Records supplied Block Start

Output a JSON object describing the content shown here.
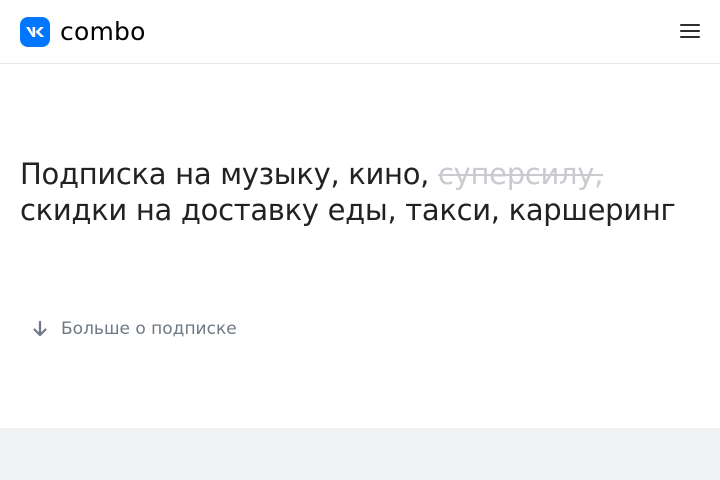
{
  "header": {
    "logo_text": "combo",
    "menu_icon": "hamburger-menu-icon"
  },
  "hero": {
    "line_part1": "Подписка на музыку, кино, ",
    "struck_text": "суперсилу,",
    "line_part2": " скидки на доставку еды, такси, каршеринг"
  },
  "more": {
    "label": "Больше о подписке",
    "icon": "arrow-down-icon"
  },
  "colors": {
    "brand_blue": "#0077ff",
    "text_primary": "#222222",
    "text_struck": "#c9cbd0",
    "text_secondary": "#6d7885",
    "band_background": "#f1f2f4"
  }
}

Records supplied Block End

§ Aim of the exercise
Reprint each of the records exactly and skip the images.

§ Task result
Output a JSON object describing the content shown here.
{
  "header": {
    "logo_text": "combo",
    "menu_icon": "hamburger-menu-icon"
  },
  "hero": {
    "line_part1": "Подписка на музыку, кино, ",
    "struck_text": "суперсилу,",
    "line_part2": " скидки на доставку еды, такси, каршеринг"
  },
  "more": {
    "label": "Больше о подписке",
    "icon": "arrow-down-icon"
  },
  "colors": {
    "brand_blue": "#0077ff",
    "text_primary": "#222222",
    "text_struck": "#c9cbd0",
    "text_secondary": "#6d7885",
    "band_background": "#f1f2f4"
  }
}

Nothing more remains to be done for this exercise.